TV

Chris Lilley’s ‘Jonah From Tonga’ Has Been Pulled From New Zealand TV Over Racism Concerns

The decision came after a member of parliament said the show "perpetuates negative stereotypes".

Chris Lilley’s Jonah from Tonga has been pulled from New Zealand television over concerns that it perpetuates negative stereotypes about people with Pacific heritage.

The comedy series is a spinoff of Summer Heights High and sees Lilley, a white Australian comedian, sporting brown makeup and a thick accent in his role as the title character, a 14-year-old juvenile delinquent of Tongan descent. It first aired on the ABC in Australia where it proved a ratings failure.
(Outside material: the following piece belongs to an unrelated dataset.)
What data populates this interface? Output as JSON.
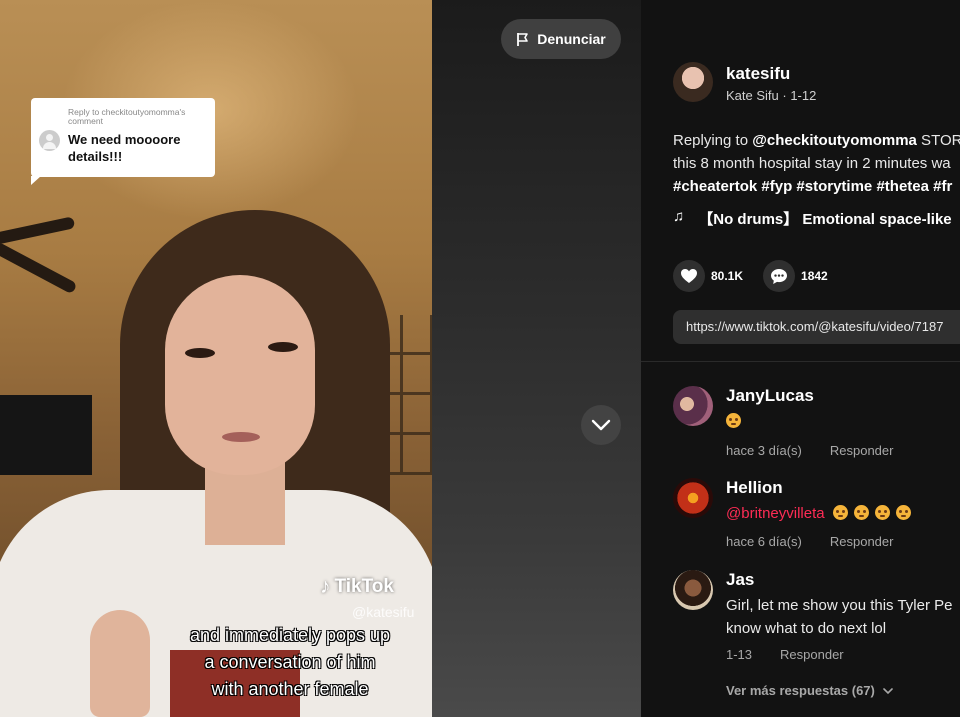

It also caused significant controversy in the United States, where it was screened on HBO, with a number of prominent commentators and members of the Tongan community slamming the show as racist.

Maori Television in New Zealand screened the first episode on Thursday night, before the station’s board decided on Saturday to pull the program from their roster. “The values of Maori Television include respecting all communities,” said the board’s chairperson, Georgina te Heuheu. “As a leading indigenous broadcaster we have a responsibility to present all cultures with a degree of respect and aroha not least those of our Pacific whanaunga.”

New Zealand’s Minister for the Pacific Peoples, Alfred Ngaro, has backed the decision, having previously told Stuff.co.nz that the series “perpetuates negative stereotypes of Pacific people,” adding that “the fact it is pitched as comedy doesn’t make that any more acceptable.”

Increasingly, it seems as though the explanation that Lilley is satirising racial stereotypes is no longer passing muster among his critics. Reviewing the show for The Guardian back in 2014, Polynesian writer Morgan Godfery called Jonah from Tonga “a modern minstrel show” and Lilley “an exhibitionist in brownface, which should never be a permissible proxy for white audiences to work out their cultural anxieties and racial prejudices.”

Meanwhile, Kiwi comedian James Nokise told Stuff this week that the satire and racial commentary in the show “isn’t strong enough to counter a white guy in black face being part of the joke”.